State how many lines of the records contain the string "JSON". Give the number alone.

> **DATA EXTRACT**:

---

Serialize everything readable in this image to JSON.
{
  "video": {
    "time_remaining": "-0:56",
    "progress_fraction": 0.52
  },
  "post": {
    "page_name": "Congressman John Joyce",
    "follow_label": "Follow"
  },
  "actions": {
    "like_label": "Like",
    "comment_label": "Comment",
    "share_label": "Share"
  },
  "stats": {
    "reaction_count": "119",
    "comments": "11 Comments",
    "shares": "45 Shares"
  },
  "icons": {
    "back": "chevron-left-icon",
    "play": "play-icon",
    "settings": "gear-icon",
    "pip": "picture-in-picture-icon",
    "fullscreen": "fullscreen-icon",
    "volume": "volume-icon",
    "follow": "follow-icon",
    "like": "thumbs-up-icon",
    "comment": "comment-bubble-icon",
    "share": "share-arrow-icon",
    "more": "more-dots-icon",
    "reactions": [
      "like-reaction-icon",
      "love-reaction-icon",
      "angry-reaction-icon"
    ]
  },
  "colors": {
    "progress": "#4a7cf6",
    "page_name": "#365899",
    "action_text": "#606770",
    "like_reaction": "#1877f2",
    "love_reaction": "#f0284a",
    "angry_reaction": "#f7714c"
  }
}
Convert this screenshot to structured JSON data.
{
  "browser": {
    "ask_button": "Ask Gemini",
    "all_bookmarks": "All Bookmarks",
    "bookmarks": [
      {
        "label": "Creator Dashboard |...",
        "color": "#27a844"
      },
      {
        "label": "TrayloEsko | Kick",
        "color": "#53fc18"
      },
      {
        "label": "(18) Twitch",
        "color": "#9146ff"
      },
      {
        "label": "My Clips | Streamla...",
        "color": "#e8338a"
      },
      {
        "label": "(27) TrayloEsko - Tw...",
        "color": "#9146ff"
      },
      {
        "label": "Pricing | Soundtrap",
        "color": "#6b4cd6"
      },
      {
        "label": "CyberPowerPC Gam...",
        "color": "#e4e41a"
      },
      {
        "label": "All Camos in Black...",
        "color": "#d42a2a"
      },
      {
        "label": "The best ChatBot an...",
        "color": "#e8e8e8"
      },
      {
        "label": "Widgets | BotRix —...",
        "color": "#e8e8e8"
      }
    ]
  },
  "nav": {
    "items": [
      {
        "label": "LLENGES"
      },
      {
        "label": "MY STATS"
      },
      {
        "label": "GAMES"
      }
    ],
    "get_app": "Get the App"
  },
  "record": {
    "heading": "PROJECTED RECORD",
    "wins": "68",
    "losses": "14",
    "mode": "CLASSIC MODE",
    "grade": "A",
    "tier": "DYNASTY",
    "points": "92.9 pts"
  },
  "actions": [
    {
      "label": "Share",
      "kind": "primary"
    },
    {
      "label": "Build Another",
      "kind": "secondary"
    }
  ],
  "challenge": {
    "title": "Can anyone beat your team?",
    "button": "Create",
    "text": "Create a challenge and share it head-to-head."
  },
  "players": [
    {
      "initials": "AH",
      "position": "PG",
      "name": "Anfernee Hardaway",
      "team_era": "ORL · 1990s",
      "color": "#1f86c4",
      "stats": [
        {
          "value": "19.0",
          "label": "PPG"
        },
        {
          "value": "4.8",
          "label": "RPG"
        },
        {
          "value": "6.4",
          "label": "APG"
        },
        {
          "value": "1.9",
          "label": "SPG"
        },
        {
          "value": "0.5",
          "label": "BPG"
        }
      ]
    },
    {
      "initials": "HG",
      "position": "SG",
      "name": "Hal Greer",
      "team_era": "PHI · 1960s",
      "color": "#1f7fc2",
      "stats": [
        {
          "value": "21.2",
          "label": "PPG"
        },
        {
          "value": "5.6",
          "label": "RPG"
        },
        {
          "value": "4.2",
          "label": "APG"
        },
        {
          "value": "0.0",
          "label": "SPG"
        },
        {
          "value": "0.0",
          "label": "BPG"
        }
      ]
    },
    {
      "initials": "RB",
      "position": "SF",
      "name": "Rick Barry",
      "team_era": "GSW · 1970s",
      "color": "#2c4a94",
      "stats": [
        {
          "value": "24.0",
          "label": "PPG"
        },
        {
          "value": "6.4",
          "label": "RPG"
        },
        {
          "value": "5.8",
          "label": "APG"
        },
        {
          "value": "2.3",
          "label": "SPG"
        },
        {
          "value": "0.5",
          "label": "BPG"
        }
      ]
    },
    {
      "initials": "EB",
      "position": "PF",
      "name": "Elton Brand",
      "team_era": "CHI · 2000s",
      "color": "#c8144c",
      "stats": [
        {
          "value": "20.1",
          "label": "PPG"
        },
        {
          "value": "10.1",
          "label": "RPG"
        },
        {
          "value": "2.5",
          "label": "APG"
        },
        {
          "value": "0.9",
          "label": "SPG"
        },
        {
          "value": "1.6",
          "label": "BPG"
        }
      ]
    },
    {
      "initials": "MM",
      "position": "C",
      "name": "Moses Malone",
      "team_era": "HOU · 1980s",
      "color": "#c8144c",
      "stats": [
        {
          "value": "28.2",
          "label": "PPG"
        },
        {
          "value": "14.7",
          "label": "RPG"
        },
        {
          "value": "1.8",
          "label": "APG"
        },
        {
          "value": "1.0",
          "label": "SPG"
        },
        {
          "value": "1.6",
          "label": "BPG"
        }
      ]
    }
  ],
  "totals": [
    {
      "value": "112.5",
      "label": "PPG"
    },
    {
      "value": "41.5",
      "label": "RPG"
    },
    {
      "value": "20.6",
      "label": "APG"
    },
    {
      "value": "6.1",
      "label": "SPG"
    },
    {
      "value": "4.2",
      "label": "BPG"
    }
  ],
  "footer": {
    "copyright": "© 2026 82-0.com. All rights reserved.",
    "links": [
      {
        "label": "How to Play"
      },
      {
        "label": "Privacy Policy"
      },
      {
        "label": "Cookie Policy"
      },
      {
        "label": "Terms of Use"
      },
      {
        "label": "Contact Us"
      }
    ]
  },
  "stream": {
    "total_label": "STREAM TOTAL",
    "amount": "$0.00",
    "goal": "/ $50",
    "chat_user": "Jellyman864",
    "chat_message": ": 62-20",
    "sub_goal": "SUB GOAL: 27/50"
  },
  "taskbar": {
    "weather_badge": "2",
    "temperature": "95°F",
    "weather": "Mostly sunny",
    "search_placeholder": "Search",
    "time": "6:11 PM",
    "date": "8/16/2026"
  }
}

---

> **TASK SOLUTION**: 2